Work item: The entries below should be given again exactly, minus their pictures.

Entries shown:

____________

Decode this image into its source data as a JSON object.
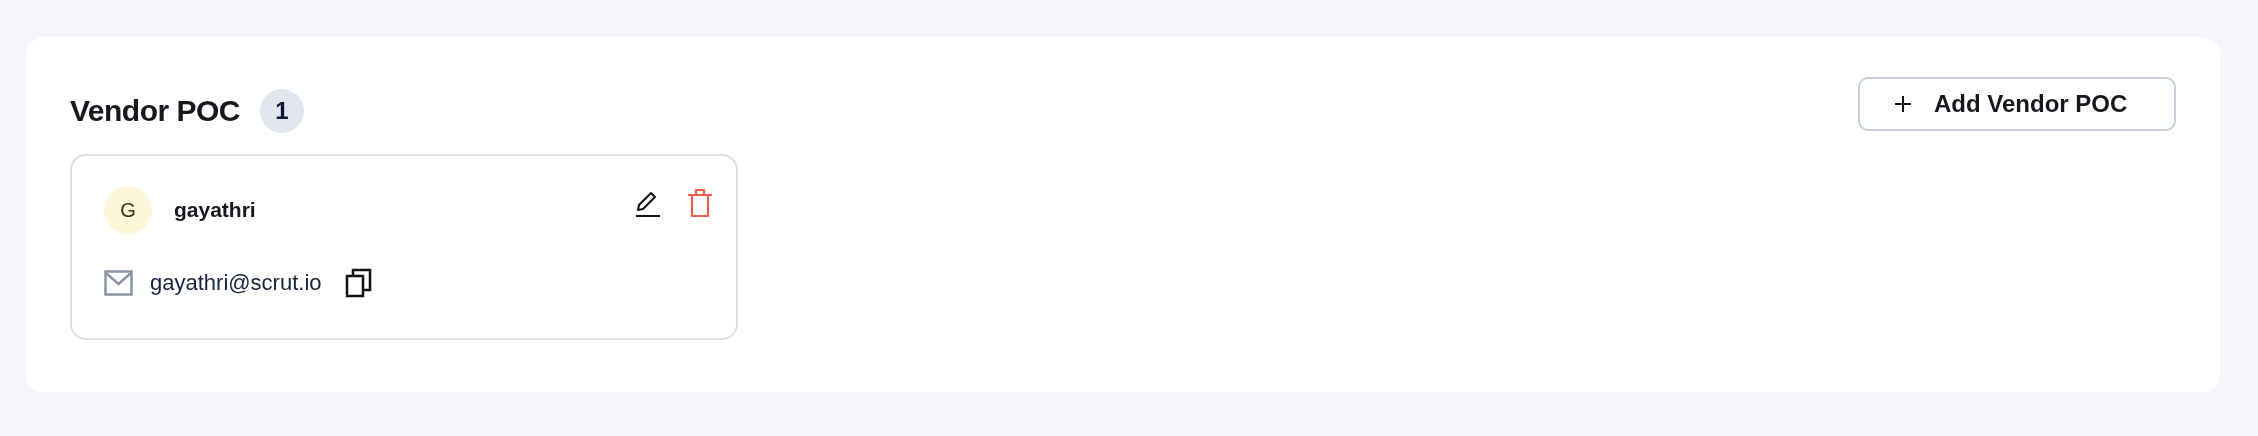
{
  "section": {
    "title": "Vendor POC",
    "count": "1"
  },
  "add_button": {
    "label": "Add Vendor POC"
  },
  "contacts": [
    {
      "initial": "G",
      "name": "gayathri",
      "email": "gayathri@scrut.io"
    }
  ]
}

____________

Solution to the exercise:
Decode this image into its source data as a JSON object.
{
  "section": {
    "title": "Vendor POC",
    "count": "1"
  },
  "add_button": {
    "label": "Add Vendor POC"
  },
  "contacts": [
    {
      "initial": "G",
      "name": "gayathri",
      "email": "gayathri@scrut.io"
    }
  ]
}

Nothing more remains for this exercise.